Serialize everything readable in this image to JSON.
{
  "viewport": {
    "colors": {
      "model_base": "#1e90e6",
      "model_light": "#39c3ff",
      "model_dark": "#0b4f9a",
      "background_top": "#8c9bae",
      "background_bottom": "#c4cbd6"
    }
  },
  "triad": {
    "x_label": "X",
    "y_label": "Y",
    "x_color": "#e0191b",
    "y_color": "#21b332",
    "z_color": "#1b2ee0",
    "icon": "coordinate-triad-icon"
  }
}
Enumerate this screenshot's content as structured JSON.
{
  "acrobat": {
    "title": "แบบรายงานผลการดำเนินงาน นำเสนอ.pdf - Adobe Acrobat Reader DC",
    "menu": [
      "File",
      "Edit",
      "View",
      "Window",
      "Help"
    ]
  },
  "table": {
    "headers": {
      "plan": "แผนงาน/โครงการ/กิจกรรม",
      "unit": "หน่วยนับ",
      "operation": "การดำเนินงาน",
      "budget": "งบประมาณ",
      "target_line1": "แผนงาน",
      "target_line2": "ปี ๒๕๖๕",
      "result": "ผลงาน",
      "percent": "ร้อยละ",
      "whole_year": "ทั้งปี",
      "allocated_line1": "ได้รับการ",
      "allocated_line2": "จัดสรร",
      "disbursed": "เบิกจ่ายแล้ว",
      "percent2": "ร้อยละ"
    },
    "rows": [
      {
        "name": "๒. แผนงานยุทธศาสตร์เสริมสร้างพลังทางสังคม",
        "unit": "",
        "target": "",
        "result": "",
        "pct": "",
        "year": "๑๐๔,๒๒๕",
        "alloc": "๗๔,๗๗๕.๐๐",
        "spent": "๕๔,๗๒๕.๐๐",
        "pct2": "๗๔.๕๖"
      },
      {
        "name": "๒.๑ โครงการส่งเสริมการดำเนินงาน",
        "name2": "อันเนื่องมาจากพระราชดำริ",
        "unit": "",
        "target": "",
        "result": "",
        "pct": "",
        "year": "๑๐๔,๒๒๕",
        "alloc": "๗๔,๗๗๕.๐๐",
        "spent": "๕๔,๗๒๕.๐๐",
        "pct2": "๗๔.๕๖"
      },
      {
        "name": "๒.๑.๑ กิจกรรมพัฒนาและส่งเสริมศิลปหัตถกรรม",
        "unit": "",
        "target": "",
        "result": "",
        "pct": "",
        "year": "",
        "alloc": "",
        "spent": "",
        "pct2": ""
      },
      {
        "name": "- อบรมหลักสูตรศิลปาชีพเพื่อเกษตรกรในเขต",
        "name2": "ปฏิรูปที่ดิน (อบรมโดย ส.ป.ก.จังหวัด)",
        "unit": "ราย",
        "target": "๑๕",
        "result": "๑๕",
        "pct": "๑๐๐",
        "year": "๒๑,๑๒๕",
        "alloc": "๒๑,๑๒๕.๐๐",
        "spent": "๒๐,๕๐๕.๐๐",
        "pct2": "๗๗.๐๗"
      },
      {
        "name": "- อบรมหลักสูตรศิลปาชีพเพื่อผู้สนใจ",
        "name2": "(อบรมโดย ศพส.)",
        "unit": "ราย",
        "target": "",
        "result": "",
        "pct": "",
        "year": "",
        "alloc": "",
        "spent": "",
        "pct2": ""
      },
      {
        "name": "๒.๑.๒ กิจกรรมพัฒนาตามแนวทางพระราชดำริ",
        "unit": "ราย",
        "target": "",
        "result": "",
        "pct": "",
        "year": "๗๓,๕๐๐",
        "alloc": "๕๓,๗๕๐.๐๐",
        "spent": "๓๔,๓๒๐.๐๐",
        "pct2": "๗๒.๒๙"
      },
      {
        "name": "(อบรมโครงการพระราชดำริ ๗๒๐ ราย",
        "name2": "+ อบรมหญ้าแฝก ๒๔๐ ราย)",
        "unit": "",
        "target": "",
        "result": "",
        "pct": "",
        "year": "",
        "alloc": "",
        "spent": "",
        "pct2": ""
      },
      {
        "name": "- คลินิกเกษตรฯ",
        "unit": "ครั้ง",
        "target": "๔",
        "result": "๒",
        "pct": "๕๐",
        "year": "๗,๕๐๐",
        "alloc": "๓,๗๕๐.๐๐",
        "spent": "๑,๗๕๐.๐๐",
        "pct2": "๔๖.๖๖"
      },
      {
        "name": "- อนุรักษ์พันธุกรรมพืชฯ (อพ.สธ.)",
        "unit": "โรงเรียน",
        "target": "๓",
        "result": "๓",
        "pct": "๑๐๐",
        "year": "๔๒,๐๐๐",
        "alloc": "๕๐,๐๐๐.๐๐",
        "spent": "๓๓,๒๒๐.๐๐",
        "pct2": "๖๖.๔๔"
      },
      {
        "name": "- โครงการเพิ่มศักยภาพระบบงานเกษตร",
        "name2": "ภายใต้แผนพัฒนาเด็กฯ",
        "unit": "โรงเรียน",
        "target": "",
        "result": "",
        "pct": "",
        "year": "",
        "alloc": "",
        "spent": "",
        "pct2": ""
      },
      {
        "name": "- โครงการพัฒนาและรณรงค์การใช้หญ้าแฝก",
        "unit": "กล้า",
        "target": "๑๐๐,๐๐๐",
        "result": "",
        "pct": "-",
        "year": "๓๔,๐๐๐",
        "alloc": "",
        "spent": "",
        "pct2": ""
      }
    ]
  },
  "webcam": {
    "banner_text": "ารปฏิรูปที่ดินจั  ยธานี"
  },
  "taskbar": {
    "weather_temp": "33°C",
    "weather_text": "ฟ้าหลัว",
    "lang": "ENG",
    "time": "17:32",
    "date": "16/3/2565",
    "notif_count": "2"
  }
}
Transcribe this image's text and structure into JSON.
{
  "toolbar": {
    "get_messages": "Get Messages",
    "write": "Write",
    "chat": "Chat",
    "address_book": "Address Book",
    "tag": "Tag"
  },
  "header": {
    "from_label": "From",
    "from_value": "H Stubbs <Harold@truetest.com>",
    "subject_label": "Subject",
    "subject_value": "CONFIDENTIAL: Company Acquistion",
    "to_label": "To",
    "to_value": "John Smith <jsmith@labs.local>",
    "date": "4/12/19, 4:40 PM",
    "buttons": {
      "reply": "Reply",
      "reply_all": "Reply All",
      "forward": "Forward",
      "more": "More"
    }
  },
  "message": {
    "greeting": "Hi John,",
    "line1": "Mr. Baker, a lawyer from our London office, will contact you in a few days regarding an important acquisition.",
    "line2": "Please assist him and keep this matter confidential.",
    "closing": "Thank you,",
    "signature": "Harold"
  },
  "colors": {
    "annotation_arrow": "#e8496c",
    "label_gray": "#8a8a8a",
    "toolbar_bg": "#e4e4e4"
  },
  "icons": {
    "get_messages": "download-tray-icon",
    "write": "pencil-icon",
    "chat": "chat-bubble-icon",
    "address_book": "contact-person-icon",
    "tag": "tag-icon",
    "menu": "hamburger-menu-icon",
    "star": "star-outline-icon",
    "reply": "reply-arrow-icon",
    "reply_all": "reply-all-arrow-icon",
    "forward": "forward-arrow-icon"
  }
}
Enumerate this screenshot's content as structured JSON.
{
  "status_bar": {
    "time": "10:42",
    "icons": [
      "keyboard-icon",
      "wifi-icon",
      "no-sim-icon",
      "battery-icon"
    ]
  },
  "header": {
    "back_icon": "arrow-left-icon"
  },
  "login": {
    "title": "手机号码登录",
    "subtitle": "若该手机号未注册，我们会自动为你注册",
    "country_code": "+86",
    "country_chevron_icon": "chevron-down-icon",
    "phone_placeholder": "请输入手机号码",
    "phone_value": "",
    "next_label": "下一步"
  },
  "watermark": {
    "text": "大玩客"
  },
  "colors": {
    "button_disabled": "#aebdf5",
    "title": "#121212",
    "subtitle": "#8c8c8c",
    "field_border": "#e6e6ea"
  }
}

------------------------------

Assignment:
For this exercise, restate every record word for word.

Answer to this task:
Serialize everything readable in this image to JSON.
{
  "viewport": {
    "colors": {
      "model_base": "#1e90e6",
      "model_light": "#39c3ff",
      "model_dark": "#0b4f9a",
      "background_top": "#8c9bae",
      "background_bottom": "#c4cbd6"
    }
  },
  "triad": {
    "x_label": "X",
    "y_label": "Y",
    "x_color": "#e0191b",
    "y_color": "#21b332",
    "z_color": "#1b2ee0",
    "icon": "coordinate-triad-icon"
  }
}
Enumerate this screenshot's content as structured JSON.
{
  "acrobat": {
    "title": "แบบรายงานผลการดำเนินงาน นำเสนอ.pdf - Adobe Acrobat Reader DC",
    "menu": [
      "File",
      "Edit",
      "View",
      "Window",
      "Help"
    ]
  },
  "table": {
    "headers": {
      "plan": "แผนงาน/โครงการ/กิจกรรม",
      "unit": "หน่วยนับ",
      "operation": "การดำเนินงาน",
      "budget": "งบประมาณ",
      "target_line1": "แผนงาน",
      "target_line2": "ปี ๒๕๖๕",
      "result": "ผลงาน",
      "percent": "ร้อยละ",
      "whole_year": "ทั้งปี",
      "allocated_line1": "ได้รับการ",
      "allocated_line2": "จัดสรร",
      "disbursed": "เบิกจ่ายแล้ว",
      "percent2": "ร้อยละ"
    },
    "rows": [
      {
        "name": "๒. แผนงานยุทธศาสตร์เสริมสร้างพลังทางสังคม",
        "unit": "",
        "target": "",
        "result": "",
        "pct": "",
        "year": "๑๐๔,๒๒๕",
        "alloc": "๗๔,๗๗๕.๐๐",
        "spent": "๕๔,๗๒๕.๐๐",
        "pct2": "๗๔.๕๖"
      },
      {
        "name": "๒.๑ โครงการส่งเสริมการดำเนินงาน",
        "name2": "อันเนื่องมาจากพระราชดำริ",
        "unit": "",
        "target": "",
        "result": "",
        "pct": "",
        "year": "๑๐๔,๒๒๕",
        "alloc": "๗๔,๗๗๕.๐๐",
        "spent": "๕๔,๗๒๕.๐๐",
        "pct2": "๗๔.๕๖"
      },
      {
        "name": "๒.๑.๑ กิจกรรมพัฒนาและส่งเสริมศิลปหัตถกรรม",
        "unit": "",
        "target": "",
        "result": "",
        "pct": "",
        "year": "",
        "alloc": "",
        "spent": "",
        "pct2": ""
      },
      {
        "name": "- อบรมหลักสูตรศิลปาชีพเพื่อเกษตรกรในเขต",
        "name2": "ปฏิรูปที่ดิน (อบรมโดย ส.ป.ก.จังหวัด)",
        "unit": "ราย",
        "target": "๑๕",
        "result": "๑๕",
        "pct": "๑๐๐",
        "year": "๒๑,๑๒๕",
        "alloc": "๒๑,๑๒๕.๐๐",
        "spent": "๒๐,๕๐๕.๐๐",
        "pct2": "๗๗.๐๗"
      },
      {
        "name": "- อบรมหลักสูตรศิลปาชีพเพื่อผู้สนใจ",
        "name2": "(อบรมโดย ศพส.)",
        "unit": "ราย",
        "target": "",
        "result": "",
        "pct": "",
        "year": "",
        "alloc": "",
        "spent": "",
        "pct2": ""
      },
      {
        "name": "๒.๑.๒ กิจกรรมพัฒนาตามแนวทางพระราชดำริ",
        "unit": "ราย",
        "target": "",
        "result": "",
        "pct": "",
        "year": "๗๓,๕๐๐",
        "alloc": "๕๓,๗๕๐.๐๐",
        "spent": "๓๔,๓๒๐.๐๐",
        "pct2": "๗๒.๒๙"
      },
      {
        "name": "(อบรมโครงการพระราชดำริ ๗๒๐ ราย",
        "name2": "+ อบรมหญ้าแฝก ๒๔๐ ราย)",
        "unit": "",
        "target": "",
        "result": "",
        "pct": "",
        "year": "",
        "alloc": "",
        "spent": "",
        "pct2": ""
      },
      {
        "name": "- คลินิกเกษตรฯ",
        "unit": "ครั้ง",
        "target": "๔",
        "result": "๒",
        "pct": "๕๐",
        "year": "๗,๕๐๐",
        "alloc": "๓,๗๕๐.๐๐",
        "spent": "๑,๗๕๐.๐๐",
        "pct2": "๔๖.๖๖"
      },
      {
        "name": "- อนุรักษ์พันธุกรรมพืชฯ (อพ.สธ.)",
        "unit": "โรงเรียน",
        "target": "๓",
        "result": "๓",
        "pct": "๑๐๐",
        "year": "๔๒,๐๐๐",
        "alloc": "๕๐,๐๐๐.๐๐",
        "spent": "๓๓,๒๒๐.๐๐",
        "pct2": "๖๖.๔๔"
      },
      {
        "name": "- โครงการเพิ่มศักยภาพระบบงานเกษตร",
        "name2": "ภายใต้แผนพัฒนาเด็กฯ",
        "unit": "โรงเรียน",
        "target": "",
        "result": "",
        "pct": "",
        "year": "",
        "alloc": "",
        "spent": "",
        "pct2": ""
      },
      {
        "name": "- โครงการพัฒนาและรณรงค์การใช้หญ้าแฝก",
        "unit": "กล้า",
        "target": "๑๐๐,๐๐๐",
        "result": "",
        "pct": "-",
        "year": "๓๔,๐๐๐",
        "alloc": "",
        "spent": "",
        "pct2": ""
      }
    ]
  },
  "webcam": {
    "banner_text": "ารปฏิรูปที่ดินจั  ยธานี"
  },
  "taskbar": {
    "weather_temp": "33°C",
    "weather_text": "ฟ้าหลัว",
    "lang": "ENG",
    "time": "17:32",
    "date": "16/3/2565",
    "notif_count": "2"
  }
}
Transcribe this image's text and structure into JSON.
{
  "toolbar": {
    "get_messages": "Get Messages",
    "write": "Write",
    "chat": "Chat",
    "address_book": "Address Book",
    "tag": "Tag"
  },
  "header": {
    "from_label": "From",
    "from_value": "H Stubbs <Harold@truetest.com>",
    "subject_label": "Subject",
    "subject_value": "CONFIDENTIAL: Company Acquistion",
    "to_label": "To",
    "to_value": "John Smith <jsmith@labs.local>",
    "date": "4/12/19, 4:40 PM",
    "buttons": {
      "reply": "Reply",
      "reply_all": "Reply All",
      "forward": "Forward",
      "more": "More"
    }
  },
  "message": {
    "greeting": "Hi John,",
    "line1": "Mr. Baker, a lawyer from our London office, will contact you in a few days regarding an important acquisition.",
    "line2": "Please assist him and keep this matter confidential.",
    "closing": "Thank you,",
    "signature": "Harold"
  },
  "colors": {
    "annotation_arrow": "#e8496c",
    "label_gray": "#8a8a8a",
    "toolbar_bg": "#e4e4e4"
  },
  "icons": {
    "get_messages": "download-tray-icon",
    "write": "pencil-icon",
    "chat": "chat-bubble-icon",
    "address_book": "contact-person-icon",
    "tag": "tag-icon",
    "menu": "hamburger-menu-icon",
    "star": "star-outline-icon",
    "reply": "reply-arrow-icon",
    "reply_all": "reply-all-arrow-icon",
    "forward": "forward-arrow-icon"
  }
}
Enumerate this screenshot's content as structured JSON.
{
  "status_bar": {
    "time": "10:42",
    "icons": [
      "keyboard-icon",
      "wifi-icon",
      "no-sim-icon",
      "battery-icon"
    ]
  },
  "header": {
    "back_icon": "arrow-left-icon"
  },
  "login": {
    "title": "手机号码登录",
    "subtitle": "若该手机号未注册，我们会自动为你注册",
    "country_code": "+86",
    "country_chevron_icon": "chevron-down-icon",
    "phone_placeholder": "请输入手机号码",
    "phone_value": "",
    "next_label": "下一步"
  },
  "watermark": {
    "text": "大玩客"
  },
  "colors": {
    "button_disabled": "#aebdf5",
    "title": "#121212",
    "subtitle": "#8c8c8c",
    "field_border": "#e6e6ea"
  }
}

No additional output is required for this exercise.